Guest Post: Cross Training:
“Cross Training”. By definition this is when the athlete steps away from his regular discipline and works at something else, and is meant to have physical or mental benefits to the athlete. In the equine world, the term “cross training” is usually very narrow. You will not see a western pleasure QH trainer taking his horse around the arena in saddle seat tack and a double bridle. No, cross training means taking your equine athlete and doing Dressage. (For dressage horses, cross training usually means “take them for a trail ride”.)
To me, dressage is just another horse sport/entertainment discipline, on the same plane as western pleasure, saddle seat, jumping, driving, endurance. I think dressage puts the horse in the most gorgeous frame of all those activities, and it has the ability to move me to tears. But that’s all it is — another horse activity. Please stop trying to convince me that doing Dressage (capital “D”) is going to make my horse “better”. You’ll have to prove it to me.
This has been bothering me since the equine chiropractor came to our barn for his regular multi-horse visit. He worked on my competitive trail horse first and the visit went as it always did — he had to search to find anything wrong with my horse, pronounced him sound and pain-free. Then onto the dressage insructor’s personal horse and 2 of her clients’ horses. All of which were a mess of sore hocks, sore backs, sore polls, sore necks… The trainer made the mistake of pronouncing me “lucky” to have such a good horse. And I made the mistake of saying that I wasn’t lucky, but that I was asking my horse to do something quite natural and did not in any way influence his way of going. And she made the mistake of saying my horse would be even better if I did Dressage arena work with him….
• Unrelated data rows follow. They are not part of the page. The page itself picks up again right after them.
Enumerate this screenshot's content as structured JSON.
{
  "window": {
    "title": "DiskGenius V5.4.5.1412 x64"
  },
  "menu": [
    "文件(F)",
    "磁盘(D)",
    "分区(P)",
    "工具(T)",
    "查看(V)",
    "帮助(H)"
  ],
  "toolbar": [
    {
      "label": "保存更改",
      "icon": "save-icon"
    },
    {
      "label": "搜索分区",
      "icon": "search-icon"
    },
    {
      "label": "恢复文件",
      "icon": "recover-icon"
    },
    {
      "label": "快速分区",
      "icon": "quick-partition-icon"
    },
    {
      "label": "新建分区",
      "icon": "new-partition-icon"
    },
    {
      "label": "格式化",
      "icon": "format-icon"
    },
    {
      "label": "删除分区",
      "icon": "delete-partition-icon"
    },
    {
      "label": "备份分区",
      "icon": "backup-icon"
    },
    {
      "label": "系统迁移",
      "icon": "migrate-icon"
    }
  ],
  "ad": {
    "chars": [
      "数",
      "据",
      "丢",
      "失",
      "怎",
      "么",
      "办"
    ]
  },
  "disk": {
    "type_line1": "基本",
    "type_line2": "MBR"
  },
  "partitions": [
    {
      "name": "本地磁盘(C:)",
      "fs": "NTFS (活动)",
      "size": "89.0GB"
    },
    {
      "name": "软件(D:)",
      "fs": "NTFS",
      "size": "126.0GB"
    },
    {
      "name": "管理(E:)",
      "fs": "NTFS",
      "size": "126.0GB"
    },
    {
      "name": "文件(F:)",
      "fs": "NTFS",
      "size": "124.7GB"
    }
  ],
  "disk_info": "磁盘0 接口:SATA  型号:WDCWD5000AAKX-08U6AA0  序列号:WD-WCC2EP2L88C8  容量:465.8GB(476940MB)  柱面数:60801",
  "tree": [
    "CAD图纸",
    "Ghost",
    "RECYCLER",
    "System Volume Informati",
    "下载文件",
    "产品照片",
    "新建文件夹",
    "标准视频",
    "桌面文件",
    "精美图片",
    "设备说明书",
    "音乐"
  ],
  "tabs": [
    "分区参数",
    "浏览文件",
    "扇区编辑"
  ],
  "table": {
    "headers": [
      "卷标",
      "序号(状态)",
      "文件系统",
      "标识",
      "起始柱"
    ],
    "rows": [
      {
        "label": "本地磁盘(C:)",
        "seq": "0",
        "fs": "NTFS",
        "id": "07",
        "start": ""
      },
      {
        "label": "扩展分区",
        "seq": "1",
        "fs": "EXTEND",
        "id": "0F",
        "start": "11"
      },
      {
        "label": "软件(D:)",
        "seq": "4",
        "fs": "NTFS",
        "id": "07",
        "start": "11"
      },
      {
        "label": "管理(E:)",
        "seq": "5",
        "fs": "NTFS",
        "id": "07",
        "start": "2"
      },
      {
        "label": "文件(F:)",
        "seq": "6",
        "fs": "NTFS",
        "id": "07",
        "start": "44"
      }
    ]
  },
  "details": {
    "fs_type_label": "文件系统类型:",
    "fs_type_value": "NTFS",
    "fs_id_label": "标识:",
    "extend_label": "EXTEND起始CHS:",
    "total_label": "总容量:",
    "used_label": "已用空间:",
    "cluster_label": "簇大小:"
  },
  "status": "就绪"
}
Somebody prove it to me. Dressage (and Dr. Deb Bennett’s wonderful conformation articles in Equus) is based on what the human’s idea of “beauty” is. A stallion puffed up with an arched neck, vertical face, tucked-under hindquarters, collected movements, everyone agrees that’s when a horse is at his most beautiful. Dressage is getting a horse to assume those poses on command and hold them for extended periods of time. Dr. Bennett “proves” that dressage helps a horse because his build will change as a result of the work. Of course his build will change — you are asking him to do new physical things with his body. But that does not mean the change in build is a “good” thing even though the change in build appears more beautiful to our eyes. No one confuses a ballet dancer with a female body builder, yet their builds are each perfect for their disciplines and each would fail if they looked like the other. If moving in such a fashion is truly better for the horse, then you would think natural selection would have produced wild horses moving from waterhole to waterhole in a “balanced” dressage-like manner.
So I will consider dressage to be simply another horse activity. I will continue to believe that my competitive trail horses do not need dressage work to help them trot down the trails. I will continue to let them decide the best way to move to finish the task safe and sound. They will continue to get the winter off with no arena work. Stop trying to convince me that Dressage work would make my horse perform better.
Thanks for allow me the opportunity to voice my opinion!
I wanted to post this because I think this is a great opportunity for a discussion. No two people have the same experiences and so I thought it would be interesting to get some different points of view on ‘cross training’.
There are a few ideas within this guest post that I have issue with, for example, I’m not sure the writer has a solid grasp of what dressage is. I (Snugly aka Dressage Empress) freely admit that today’s dressage world can be a little iffy. However, if we focus on the principles of the discipline, which I think is probably what the chiropractor meant, then dressage can be a useful cross training tool. Furthermore, dressage and conformation articles aren’t based on aesthetics, but function; how the conformation and musculature of the horse help or hinder it in any given discipline.
Personally, I think dressage is beneficial for all horses – sorry, I should say all English discipline based horses as that’s where my experience lies. That’s not to say I believe dressage is the be all, end all of the horse world; but rather that I believe in the principles upon which the discipline is built.
I’m sure most of you have seen or heard of the training pyramid. For those who haven’t, it’s essentially the building blocks of under saddle training. From my understanding, it’s widely used in Europe and not limited to dressage.
Now, does a well mannered trail horse who listens to his rider need to focus on this? No. If it ain’t broke don’t fix it! But what if you needed to open a gait? A few steps of leg yield might not be the worst idea…
Ok, that’s all I’m going to say. I want to leave this open for discussion!